* Instructions to follow *
Down to the final line, write out the data below exactly.

* Records for this exercise *
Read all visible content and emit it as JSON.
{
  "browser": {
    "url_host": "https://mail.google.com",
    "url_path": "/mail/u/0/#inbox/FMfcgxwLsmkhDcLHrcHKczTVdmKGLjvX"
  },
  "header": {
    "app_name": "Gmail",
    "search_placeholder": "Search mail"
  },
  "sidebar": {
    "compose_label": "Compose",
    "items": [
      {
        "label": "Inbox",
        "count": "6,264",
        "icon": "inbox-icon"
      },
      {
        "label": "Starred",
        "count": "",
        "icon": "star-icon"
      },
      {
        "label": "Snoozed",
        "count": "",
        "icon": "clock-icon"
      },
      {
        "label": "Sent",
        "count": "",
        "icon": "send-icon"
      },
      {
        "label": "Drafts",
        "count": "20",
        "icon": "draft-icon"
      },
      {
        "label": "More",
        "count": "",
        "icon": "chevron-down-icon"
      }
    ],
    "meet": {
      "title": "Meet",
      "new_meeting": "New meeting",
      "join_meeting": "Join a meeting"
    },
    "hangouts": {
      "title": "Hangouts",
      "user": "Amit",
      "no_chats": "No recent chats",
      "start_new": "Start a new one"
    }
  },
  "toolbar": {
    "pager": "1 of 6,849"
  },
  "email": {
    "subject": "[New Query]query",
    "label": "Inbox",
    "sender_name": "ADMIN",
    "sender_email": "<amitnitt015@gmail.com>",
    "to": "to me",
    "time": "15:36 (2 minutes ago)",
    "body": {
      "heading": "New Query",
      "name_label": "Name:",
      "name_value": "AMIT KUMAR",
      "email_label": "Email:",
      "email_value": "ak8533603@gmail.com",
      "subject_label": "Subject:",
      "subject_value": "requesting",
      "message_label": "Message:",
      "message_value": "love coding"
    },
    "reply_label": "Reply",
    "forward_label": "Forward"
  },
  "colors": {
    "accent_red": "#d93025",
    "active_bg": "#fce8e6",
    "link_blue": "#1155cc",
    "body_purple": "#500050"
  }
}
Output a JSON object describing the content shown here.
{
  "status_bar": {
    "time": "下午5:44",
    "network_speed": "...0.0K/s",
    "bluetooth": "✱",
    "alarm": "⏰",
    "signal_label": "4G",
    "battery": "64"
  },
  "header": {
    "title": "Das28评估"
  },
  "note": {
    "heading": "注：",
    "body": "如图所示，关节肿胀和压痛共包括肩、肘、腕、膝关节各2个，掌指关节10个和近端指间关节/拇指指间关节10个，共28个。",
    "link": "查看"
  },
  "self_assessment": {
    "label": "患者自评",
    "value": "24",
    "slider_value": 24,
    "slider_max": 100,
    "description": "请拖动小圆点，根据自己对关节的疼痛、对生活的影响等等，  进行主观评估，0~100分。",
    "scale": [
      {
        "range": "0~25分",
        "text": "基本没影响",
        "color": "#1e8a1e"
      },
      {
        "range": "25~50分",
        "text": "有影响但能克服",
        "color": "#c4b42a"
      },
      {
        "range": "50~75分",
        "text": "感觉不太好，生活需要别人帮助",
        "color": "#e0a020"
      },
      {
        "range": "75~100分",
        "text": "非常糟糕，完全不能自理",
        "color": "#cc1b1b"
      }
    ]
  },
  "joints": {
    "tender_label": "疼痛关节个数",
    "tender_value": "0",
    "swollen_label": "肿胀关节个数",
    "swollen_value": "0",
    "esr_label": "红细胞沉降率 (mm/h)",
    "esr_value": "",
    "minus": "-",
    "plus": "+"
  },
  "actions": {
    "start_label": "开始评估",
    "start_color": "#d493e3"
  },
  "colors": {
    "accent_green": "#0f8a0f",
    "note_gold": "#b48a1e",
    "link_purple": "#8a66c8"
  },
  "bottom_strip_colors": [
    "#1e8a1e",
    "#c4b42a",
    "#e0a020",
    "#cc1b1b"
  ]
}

* The completed task *
Read all visible content and emit it as JSON.
{
  "browser": {
    "url_host": "https://mail.google.com",
    "url_path": "/mail/u/0/#inbox/FMfcgxwLsmkhDcLHrcHKczTVdmKGLjvX"
  },
  "header": {
    "app_name": "Gmail",
    "search_placeholder": "Search mail"
  },
  "sidebar": {
    "compose_label": "Compose",
    "items": [
      {
        "label": "Inbox",
        "count": "6,264",
        "icon": "inbox-icon"
      },
      {
        "label": "Starred",
        "count": "",
        "icon": "star-icon"
      },
      {
        "label": "Snoozed",
        "count": "",
        "icon": "clock-icon"
      },
      {
        "label": "Sent",
        "count": "",
        "icon": "send-icon"
      },
      {
        "label": "Drafts",
        "count": "20",
        "icon": "draft-icon"
      },
      {
        "label": "More",
        "count": "",
        "icon": "chevron-down-icon"
      }
    ],
    "meet": {
      "title": "Meet",
      "new_meeting": "New meeting",
      "join_meeting": "Join a meeting"
    },
    "hangouts": {
      "title": "Hangouts",
      "user": "Amit",
      "no_chats": "No recent chats",
      "start_new": "Start a new one"
    }
  },
  "toolbar": {
    "pager": "1 of 6,849"
  },
  "email": {
    "subject": "[New Query]query",
    "label": "Inbox",
    "sender_name": "ADMIN",
    "sender_email": "<amitnitt015@gmail.com>",
    "to": "to me",
    "time": "15:36 (2 minutes ago)",
    "body": {
      "heading": "New Query",
      "name_label": "Name:",
      "name_value": "AMIT KUMAR",
      "email_label": "Email:",
      "email_value": "ak8533603@gmail.com",
      "subject_label": "Subject:",
      "subject_value": "requesting",
      "message_label": "Message:",
      "message_value": "love coding"
    },
    "reply_label": "Reply",
    "forward_label": "Forward"
  },
  "colors": {
    "accent_red": "#d93025",
    "active_bg": "#fce8e6",
    "link_blue": "#1155cc",
    "body_purple": "#500050"
  }
}
Output a JSON object describing the content shown here.
{
  "status_bar": {
    "time": "下午5:44",
    "network_speed": "...0.0K/s",
    "bluetooth": "✱",
    "alarm": "⏰",
    "signal_label": "4G",
    "battery": "64"
  },
  "header": {
    "title": "Das28评估"
  },
  "note": {
    "heading": "注：",
    "body": "如图所示，关节肿胀和压痛共包括肩、肘、腕、膝关节各2个，掌指关节10个和近端指间关节/拇指指间关节10个，共28个。",
    "link": "查看"
  },
  "self_assessment": {
    "label": "患者自评",
    "value": "24",
    "slider_value": 24,
    "slider_max": 100,
    "description": "请拖动小圆点，根据自己对关节的疼痛、对生活的影响等等，  进行主观评估，0~100分。",
    "scale": [
      {
        "range": "0~25分",
        "text": "基本没影响",
        "color": "#1e8a1e"
      },
      {
        "range": "25~50分",
        "text": "有影响但能克服",
        "color": "#c4b42a"
      },
      {
        "range": "50~75分",
        "text": "感觉不太好，生活需要别人帮助",
        "color": "#e0a020"
      },
      {
        "range": "75~100分",
        "text": "非常糟糕，完全不能自理",
        "color": "#cc1b1b"
      }
    ]
  },
  "joints": {
    "tender_label": "疼痛关节个数",
    "tender_value": "0",
    "swollen_label": "肿胀关节个数",
    "swollen_value": "0",
    "esr_label": "红细胞沉降率 (mm/h)",
    "esr_value": "",
    "minus": "-",
    "plus": "+"
  },
  "actions": {
    "start_label": "开始评估",
    "start_color": "#d493e3"
  },
  "colors": {
    "accent_green": "#0f8a0f",
    "note_gold": "#b48a1e",
    "link_purple": "#8a66c8"
  },
  "bottom_strip_colors": [
    "#1e8a1e",
    "#c4b42a",
    "#e0a020",
    "#cc1b1b"
  ]
}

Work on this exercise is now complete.